• [SOURCE INFORMATION]:
....................
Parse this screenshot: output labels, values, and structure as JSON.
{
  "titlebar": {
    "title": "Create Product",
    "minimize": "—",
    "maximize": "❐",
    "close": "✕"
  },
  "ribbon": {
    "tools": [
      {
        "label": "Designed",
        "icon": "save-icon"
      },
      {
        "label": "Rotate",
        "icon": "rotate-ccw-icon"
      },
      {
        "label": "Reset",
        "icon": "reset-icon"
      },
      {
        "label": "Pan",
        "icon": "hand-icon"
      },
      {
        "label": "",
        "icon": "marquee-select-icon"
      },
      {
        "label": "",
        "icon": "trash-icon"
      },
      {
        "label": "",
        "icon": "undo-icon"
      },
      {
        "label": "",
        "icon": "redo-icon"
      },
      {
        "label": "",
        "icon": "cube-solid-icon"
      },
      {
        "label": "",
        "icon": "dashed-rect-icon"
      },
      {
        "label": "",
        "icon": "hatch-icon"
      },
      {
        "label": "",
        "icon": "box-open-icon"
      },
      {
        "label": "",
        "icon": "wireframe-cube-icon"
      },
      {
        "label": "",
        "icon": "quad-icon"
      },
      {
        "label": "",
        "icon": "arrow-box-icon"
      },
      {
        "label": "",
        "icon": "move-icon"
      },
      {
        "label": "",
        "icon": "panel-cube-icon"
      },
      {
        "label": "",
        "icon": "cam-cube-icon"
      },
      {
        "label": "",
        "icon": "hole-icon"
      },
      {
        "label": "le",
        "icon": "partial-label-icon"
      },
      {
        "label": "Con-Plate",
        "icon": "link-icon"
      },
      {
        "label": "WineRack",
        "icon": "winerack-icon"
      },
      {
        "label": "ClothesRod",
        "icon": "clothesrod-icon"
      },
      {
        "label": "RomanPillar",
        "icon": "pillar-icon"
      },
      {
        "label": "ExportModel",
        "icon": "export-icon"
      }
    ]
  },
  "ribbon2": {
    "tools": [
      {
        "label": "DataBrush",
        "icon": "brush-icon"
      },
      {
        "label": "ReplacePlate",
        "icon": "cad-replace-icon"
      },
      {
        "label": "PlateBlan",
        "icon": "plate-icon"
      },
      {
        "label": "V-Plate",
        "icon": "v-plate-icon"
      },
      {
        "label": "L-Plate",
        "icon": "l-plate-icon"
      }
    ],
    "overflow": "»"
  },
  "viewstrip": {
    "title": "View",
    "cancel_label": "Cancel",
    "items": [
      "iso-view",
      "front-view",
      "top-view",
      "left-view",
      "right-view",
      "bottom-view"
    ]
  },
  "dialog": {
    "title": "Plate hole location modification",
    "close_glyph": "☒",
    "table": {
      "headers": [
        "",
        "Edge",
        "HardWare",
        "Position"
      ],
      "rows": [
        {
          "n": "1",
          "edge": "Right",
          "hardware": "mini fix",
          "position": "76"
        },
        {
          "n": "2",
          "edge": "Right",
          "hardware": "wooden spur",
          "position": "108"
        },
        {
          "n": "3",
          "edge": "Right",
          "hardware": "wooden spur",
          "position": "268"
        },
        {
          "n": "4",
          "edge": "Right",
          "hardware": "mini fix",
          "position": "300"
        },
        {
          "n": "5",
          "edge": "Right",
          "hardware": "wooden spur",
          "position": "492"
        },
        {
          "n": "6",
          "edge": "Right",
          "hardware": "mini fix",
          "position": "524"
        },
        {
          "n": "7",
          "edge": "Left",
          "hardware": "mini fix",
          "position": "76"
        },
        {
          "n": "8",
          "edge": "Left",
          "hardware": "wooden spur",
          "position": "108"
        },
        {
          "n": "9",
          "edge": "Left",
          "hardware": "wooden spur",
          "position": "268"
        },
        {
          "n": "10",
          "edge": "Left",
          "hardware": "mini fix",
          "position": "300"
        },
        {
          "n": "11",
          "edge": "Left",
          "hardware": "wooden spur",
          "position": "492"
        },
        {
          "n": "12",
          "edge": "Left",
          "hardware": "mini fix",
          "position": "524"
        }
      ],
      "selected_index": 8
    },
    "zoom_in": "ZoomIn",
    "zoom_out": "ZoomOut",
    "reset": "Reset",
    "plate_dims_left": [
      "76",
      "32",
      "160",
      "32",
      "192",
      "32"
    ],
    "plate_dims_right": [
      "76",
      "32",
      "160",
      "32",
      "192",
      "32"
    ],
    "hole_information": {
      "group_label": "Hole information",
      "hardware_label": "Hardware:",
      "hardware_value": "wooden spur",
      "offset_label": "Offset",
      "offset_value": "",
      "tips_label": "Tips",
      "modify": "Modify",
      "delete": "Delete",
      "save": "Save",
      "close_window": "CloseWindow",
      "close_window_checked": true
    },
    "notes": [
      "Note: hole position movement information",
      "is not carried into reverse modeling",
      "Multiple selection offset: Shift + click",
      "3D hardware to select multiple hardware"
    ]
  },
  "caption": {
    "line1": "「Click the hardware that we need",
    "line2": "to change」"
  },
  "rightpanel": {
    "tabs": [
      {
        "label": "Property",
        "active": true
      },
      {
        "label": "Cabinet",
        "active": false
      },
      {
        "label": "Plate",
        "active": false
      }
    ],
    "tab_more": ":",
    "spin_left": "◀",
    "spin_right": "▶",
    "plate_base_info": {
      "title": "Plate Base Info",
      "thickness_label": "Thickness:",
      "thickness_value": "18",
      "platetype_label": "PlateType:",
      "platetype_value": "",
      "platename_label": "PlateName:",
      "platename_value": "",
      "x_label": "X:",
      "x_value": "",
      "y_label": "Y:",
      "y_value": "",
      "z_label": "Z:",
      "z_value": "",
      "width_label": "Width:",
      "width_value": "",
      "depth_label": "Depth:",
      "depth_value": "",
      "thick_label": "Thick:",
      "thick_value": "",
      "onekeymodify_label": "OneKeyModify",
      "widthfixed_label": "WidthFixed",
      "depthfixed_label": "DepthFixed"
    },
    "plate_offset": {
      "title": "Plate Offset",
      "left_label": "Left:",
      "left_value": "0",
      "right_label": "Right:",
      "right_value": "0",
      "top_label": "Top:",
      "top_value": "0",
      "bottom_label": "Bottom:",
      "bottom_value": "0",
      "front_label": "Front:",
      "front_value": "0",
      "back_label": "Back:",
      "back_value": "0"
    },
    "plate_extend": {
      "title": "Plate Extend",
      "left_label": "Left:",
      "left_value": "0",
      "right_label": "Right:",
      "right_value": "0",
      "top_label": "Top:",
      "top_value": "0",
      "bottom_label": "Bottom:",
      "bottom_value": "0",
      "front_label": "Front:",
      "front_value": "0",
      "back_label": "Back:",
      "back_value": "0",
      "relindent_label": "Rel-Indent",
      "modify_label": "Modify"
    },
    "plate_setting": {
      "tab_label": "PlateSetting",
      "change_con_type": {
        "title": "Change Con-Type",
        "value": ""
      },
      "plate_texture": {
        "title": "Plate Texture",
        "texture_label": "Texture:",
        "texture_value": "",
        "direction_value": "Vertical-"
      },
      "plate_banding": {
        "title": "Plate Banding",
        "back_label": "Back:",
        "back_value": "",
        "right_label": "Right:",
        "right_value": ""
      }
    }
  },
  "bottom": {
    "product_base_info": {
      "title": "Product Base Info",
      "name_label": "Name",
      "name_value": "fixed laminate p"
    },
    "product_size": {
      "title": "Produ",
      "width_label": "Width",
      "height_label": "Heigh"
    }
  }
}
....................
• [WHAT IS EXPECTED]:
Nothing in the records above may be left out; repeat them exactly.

• [RESULT OF THIS TASK]:
Parse this screenshot: output labels, values, and structure as JSON.
{
  "titlebar": {
    "title": "Create Product",
    "minimize": "—",
    "maximize": "❐",
    "close": "✕"
  },
  "ribbon": {
    "tools": [
      {
        "label": "Designed",
        "icon": "save-icon"
      },
      {
        "label": "Rotate",
        "icon": "rotate-ccw-icon"
      },
      {
        "label": "Reset",
        "icon": "reset-icon"
      },
      {
        "label": "Pan",
        "icon": "hand-icon"
      },
      {
        "label": "",
        "icon": "marquee-select-icon"
      },
      {
        "label": "",
        "icon": "trash-icon"
      },
      {
        "label": "",
        "icon": "undo-icon"
      },
      {
        "label": "",
        "icon": "redo-icon"
      },
      {
        "label": "",
        "icon": "cube-solid-icon"
      },
      {
        "label": "",
        "icon": "dashed-rect-icon"
      },
      {
        "label": "",
        "icon": "hatch-icon"
      },
      {
        "label": "",
        "icon": "box-open-icon"
      },
      {
        "label": "",
        "icon": "wireframe-cube-icon"
      },
      {
        "label": "",
        "icon": "quad-icon"
      },
      {
        "label": "",
        "icon": "arrow-box-icon"
      },
      {
        "label": "",
        "icon": "move-icon"
      },
      {
        "label": "",
        "icon": "panel-cube-icon"
      },
      {
        "label": "",
        "icon": "cam-cube-icon"
      },
      {
        "label": "",
        "icon": "hole-icon"
      },
      {
        "label": "le",
        "icon": "partial-label-icon"
      },
      {
        "label": "Con-Plate",
        "icon": "link-icon"
      },
      {
        "label": "WineRack",
        "icon": "winerack-icon"
      },
      {
        "label": "ClothesRod",
        "icon": "clothesrod-icon"
      },
      {
        "label": "RomanPillar",
        "icon": "pillar-icon"
      },
      {
        "label": "ExportModel",
        "icon": "export-icon"
      }
    ]
  },
  "ribbon2": {
    "tools": [
      {
        "label": "DataBrush",
        "icon": "brush-icon"
      },
      {
        "label": "ReplacePlate",
        "icon": "cad-replace-icon"
      },
      {
        "label": "PlateBlan",
        "icon": "plate-icon"
      },
      {
        "label": "V-Plate",
        "icon": "v-plate-icon"
      },
      {
        "label": "L-Plate",
        "icon": "l-plate-icon"
      }
    ],
    "overflow": "»"
  },
  "viewstrip": {
    "title": "View",
    "cancel_label": "Cancel",
    "items": [
      "iso-view",
      "front-view",
      "top-view",
      "left-view",
      "right-view",
      "bottom-view"
    ]
  },
  "dialog": {
    "title": "Plate hole location modification",
    "close_glyph": "☒",
    "table": {
      "headers": [
        "",
        "Edge",
        "HardWare",
        "Position"
      ],
      "rows": [
        {
          "n": "1",
          "edge": "Right",
          "hardware": "mini fix",
          "position": "76"
        },
        {
          "n": "2",
          "edge": "Right",
          "hardware": "wooden spur",
          "position": "108"
        },
        {
          "n": "3",
          "edge": "Right",
          "hardware": "wooden spur",
          "position": "268"
        },
        {
          "n": "4",
          "edge": "Right",
          "hardware": "mini fix",
          "position": "300"
        },
        {
          "n": "5",
          "edge": "Right",
          "hardware": "wooden spur",
          "position": "492"
        },
        {
          "n": "6",
          "edge": "Right",
          "hardware": "mini fix",
          "position": "524"
        },
        {
          "n": "7",
          "edge": "Left",
          "hardware": "mini fix",
          "position": "76"
        },
        {
          "n": "8",
          "edge": "Left",
          "hardware": "wooden spur",
          "position": "108"
        },
        {
          "n": "9",
          "edge": "Left",
          "hardware": "wooden spur",
          "position": "268"
        },
        {
          "n": "10",
          "edge": "Left",
          "hardware": "mini fix",
          "position": "300"
        },
        {
          "n": "11",
          "edge": "Left",
          "hardware": "wooden spur",
          "position": "492"
        },
        {
          "n": "12",
          "edge": "Left",
          "hardware": "mini fix",
          "position": "524"
        }
      ],
      "selected_index": 8
    },
    "zoom_in": "ZoomIn",
    "zoom_out": "ZoomOut",
    "reset": "Reset",
    "plate_dims_left": [
      "76",
      "32",
      "160",
      "32",
      "192",
      "32"
    ],
    "plate_dims_right": [
      "76",
      "32",
      "160",
      "32",
      "192",
      "32"
    ],
    "hole_information": {
      "group_label": "Hole information",
      "hardware_label": "Hardware:",
      "hardware_value": "wooden spur",
      "offset_label": "Offset",
      "offset_value": "",
      "tips_label": "Tips",
      "modify": "Modify",
      "delete": "Delete",
      "save": "Save",
      "close_window": "CloseWindow",
      "close_window_checked": true
    },
    "notes": [
      "Note: hole position movement information",
      "is not carried into reverse modeling",
      "Multiple selection offset: Shift + click",
      "3D hardware to select multiple hardware"
    ]
  },
  "caption": {
    "line1": "「Click the hardware that we need",
    "line2": "to change」"
  },
  "rightpanel": {
    "tabs": [
      {
        "label": "Property",
        "active": true
      },
      {
        "label": "Cabinet",
        "active": false
      },
      {
        "label": "Plate",
        "active": false
      }
    ],
    "tab_more": ":",
    "spin_left": "◀",
    "spin_right": "▶",
    "plate_base_info": {
      "title": "Plate Base Info",
      "thickness_label": "Thickness:",
      "thickness_value": "18",
      "platetype_label": "PlateType:",
      "platetype_value": "",
      "platename_label": "PlateName:",
      "platename_value": "",
      "x_label": "X:",
      "x_value": "",
      "y_label": "Y:",
      "y_value": "",
      "z_label": "Z:",
      "z_value": "",
      "width_label": "Width:",
      "width_value": "",
      "depth_label": "Depth:",
      "depth_value": "",
      "thick_label": "Thick:",
      "thick_value": "",
      "onekeymodify_label": "OneKeyModify",
      "widthfixed_label": "WidthFixed",
      "depthfixed_label": "DepthFixed"
    },
    "plate_offset": {
      "title": "Plate Offset",
      "left_label": "Left:",
      "left_value": "0",
      "right_label": "Right:",
      "right_value": "0",
      "top_label": "Top:",
      "top_value": "0",
      "bottom_label": "Bottom:",
      "bottom_value": "0",
      "front_label": "Front:",
      "front_value": "0",
      "back_label": "Back:",
      "back_value": "0"
    },
    "plate_extend": {
      "title": "Plate Extend",
      "left_label": "Left:",
      "left_value": "0",
      "right_label": "Right:",
      "right_value": "0",
      "top_label": "Top:",
      "top_value": "0",
      "bottom_label": "Bottom:",
      "bottom_value": "0",
      "front_label": "Front:",
      "front_value": "0",
      "back_label": "Back:",
      "back_value": "0",
      "relindent_label": "Rel-Indent",
      "modify_label": "Modify"
    },
    "plate_setting": {
      "tab_label": "PlateSetting",
      "change_con_type": {
        "title": "Change Con-Type",
        "value": ""
      },
      "plate_texture": {
        "title": "Plate Texture",
        "texture_label": "Texture:",
        "texture_value": "",
        "direction_value": "Vertical-"
      },
      "plate_banding": {
        "title": "Plate Banding",
        "back_label": "Back:",
        "back_value": "",
        "right_label": "Right:",
        "right_value": ""
      }
    }
  },
  "bottom": {
    "product_base_info": {
      "title": "Product Base Info",
      "name_label": "Name",
      "name_value": "fixed laminate p"
    },
    "product_size": {
      "title": "Produ",
      "width_label": "Width",
      "height_label": "Heigh"
    }
  }
}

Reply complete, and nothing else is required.